Anklebiter 1 liked this book because let’s face it, he’s a closet foodie. For as far as I can remember, he does this thing where he picks food off the page, pops it in his mouth and savours it. For this story, he doesn’t understand why there is blueberry filling spilling from the turnovers or what kale is. But he certainly appreciates the  ‘crunchy apples’ and  the ‘goat making cheese.’ Insert fingers scooping up imaginary food.

I like it because it does bring to the forefront the slow food movement and emphasises that food doesn’t simply show up on grocery chain store shelves.There is a celebration linking people with their food (for example: here, here and here). Local is good but local doesn’t necessarily mean family-owned farms or organic. Although I am a bit weary of how local food has somehow transformed itself into ‘artisanal’. When has grown local, invest in farmers, no mangoes don’t grow year round become cult? It should be the norm and not in the hands of the elite. I refer the non-anklebiters to be inspired by David Mas Masumoto (who I heard speak so eloquently in Las Vegas of all things). Knowing where our food originates and eating with the seasons nourishes our own bodies and sustains local livelihoods. Just for awhile, farmers of green things, I’ve supporting the other colours.

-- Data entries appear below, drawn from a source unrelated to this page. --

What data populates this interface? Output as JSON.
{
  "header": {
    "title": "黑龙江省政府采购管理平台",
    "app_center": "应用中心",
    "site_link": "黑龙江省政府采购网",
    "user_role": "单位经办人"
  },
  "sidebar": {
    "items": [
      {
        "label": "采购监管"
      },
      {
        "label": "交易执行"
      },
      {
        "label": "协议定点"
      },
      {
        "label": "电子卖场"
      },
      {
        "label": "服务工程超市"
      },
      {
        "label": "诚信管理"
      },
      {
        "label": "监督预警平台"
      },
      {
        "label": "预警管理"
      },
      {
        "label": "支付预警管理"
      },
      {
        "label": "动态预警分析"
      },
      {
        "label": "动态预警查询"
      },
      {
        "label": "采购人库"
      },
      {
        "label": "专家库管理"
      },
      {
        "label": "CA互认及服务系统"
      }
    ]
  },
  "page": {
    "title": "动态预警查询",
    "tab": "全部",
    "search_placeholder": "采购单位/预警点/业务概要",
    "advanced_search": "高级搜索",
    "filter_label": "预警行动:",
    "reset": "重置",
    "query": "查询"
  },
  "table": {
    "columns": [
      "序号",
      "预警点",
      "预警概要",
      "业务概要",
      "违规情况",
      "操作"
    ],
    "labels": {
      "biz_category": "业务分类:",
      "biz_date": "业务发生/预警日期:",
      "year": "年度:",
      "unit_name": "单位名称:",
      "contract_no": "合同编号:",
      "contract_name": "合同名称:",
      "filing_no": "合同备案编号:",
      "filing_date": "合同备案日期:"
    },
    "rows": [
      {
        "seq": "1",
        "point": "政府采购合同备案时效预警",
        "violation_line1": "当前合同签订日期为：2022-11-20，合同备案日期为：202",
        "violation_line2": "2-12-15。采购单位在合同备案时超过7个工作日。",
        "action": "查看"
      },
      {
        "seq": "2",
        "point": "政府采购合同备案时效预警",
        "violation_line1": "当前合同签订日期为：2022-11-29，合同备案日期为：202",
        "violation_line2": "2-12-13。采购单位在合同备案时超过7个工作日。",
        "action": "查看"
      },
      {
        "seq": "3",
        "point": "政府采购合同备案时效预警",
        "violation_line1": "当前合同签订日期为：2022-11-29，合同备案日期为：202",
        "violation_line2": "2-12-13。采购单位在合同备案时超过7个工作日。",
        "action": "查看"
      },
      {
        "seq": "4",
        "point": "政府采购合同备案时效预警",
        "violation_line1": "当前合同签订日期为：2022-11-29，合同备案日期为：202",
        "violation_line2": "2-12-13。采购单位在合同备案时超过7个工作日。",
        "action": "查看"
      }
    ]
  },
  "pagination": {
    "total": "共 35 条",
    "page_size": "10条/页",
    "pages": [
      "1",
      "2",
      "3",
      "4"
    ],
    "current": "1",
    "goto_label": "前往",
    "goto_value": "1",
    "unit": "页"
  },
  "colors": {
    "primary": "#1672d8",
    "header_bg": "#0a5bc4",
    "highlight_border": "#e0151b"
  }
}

[Sources: top, Getty Images, below, To Market, To Market by Nikki McClure]